## Problem to work on:
Please filter the entries and return only the lines that include "badge".

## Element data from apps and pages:
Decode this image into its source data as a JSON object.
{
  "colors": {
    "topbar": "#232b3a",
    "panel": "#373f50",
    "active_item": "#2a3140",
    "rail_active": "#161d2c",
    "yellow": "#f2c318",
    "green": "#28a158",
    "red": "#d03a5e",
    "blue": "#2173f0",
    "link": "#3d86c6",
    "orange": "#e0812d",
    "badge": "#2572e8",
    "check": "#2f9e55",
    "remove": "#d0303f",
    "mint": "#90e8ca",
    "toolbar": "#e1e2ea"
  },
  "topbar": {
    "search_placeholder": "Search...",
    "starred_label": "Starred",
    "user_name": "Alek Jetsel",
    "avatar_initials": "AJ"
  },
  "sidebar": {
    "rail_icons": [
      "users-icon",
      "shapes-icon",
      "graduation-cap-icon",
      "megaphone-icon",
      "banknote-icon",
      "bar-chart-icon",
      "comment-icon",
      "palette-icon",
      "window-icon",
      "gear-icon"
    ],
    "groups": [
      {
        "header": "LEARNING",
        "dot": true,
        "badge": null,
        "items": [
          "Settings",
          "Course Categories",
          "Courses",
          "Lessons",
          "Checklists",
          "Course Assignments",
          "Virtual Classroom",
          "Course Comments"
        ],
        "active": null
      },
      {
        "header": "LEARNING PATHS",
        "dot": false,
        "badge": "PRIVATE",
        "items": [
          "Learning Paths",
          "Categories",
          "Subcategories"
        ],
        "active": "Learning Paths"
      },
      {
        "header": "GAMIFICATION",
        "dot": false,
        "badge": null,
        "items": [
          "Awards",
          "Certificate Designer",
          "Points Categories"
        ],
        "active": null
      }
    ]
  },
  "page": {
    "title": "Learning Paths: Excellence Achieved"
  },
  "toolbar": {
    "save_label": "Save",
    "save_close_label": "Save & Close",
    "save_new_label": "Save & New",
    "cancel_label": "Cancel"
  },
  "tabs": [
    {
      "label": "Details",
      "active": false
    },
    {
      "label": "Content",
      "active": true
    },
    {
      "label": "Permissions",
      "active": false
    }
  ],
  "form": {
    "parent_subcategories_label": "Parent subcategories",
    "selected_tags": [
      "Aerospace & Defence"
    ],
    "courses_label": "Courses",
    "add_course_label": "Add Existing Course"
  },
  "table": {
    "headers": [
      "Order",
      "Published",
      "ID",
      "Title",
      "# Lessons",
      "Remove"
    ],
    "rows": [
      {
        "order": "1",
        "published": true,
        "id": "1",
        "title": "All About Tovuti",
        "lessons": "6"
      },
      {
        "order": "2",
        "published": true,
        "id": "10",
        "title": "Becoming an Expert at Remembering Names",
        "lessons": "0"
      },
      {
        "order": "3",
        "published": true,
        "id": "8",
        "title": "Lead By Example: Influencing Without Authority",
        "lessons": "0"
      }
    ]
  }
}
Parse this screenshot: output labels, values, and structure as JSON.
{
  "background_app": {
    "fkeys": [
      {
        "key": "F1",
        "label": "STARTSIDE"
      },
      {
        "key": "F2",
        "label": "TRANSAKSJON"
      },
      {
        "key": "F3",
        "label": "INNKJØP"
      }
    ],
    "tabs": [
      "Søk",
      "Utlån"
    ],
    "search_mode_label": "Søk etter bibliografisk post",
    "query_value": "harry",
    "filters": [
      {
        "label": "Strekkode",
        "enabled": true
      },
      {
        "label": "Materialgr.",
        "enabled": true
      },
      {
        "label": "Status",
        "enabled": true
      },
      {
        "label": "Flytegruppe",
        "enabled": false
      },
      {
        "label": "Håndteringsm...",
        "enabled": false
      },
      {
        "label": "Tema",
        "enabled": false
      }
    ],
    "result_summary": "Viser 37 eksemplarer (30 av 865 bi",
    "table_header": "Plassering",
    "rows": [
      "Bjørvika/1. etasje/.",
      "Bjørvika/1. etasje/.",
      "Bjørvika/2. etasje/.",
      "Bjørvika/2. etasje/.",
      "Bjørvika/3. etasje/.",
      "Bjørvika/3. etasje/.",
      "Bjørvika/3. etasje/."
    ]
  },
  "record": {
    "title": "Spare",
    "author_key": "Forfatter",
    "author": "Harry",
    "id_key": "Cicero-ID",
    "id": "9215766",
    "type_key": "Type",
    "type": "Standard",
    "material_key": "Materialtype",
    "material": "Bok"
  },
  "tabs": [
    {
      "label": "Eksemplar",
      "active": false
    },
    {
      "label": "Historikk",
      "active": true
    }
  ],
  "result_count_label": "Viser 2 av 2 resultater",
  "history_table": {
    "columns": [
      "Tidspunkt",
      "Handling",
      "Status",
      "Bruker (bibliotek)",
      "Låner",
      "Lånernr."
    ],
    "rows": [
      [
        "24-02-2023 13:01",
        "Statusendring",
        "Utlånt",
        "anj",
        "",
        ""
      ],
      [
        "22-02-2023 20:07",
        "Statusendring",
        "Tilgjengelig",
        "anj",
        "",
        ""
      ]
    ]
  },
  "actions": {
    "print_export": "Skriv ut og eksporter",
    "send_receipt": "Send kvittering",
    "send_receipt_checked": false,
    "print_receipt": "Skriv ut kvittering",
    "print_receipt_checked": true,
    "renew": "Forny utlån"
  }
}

## Task response:
    "badge": "#2572e8",
        "badge": null,
        "badge": "PRIVATE",
        "badge": null,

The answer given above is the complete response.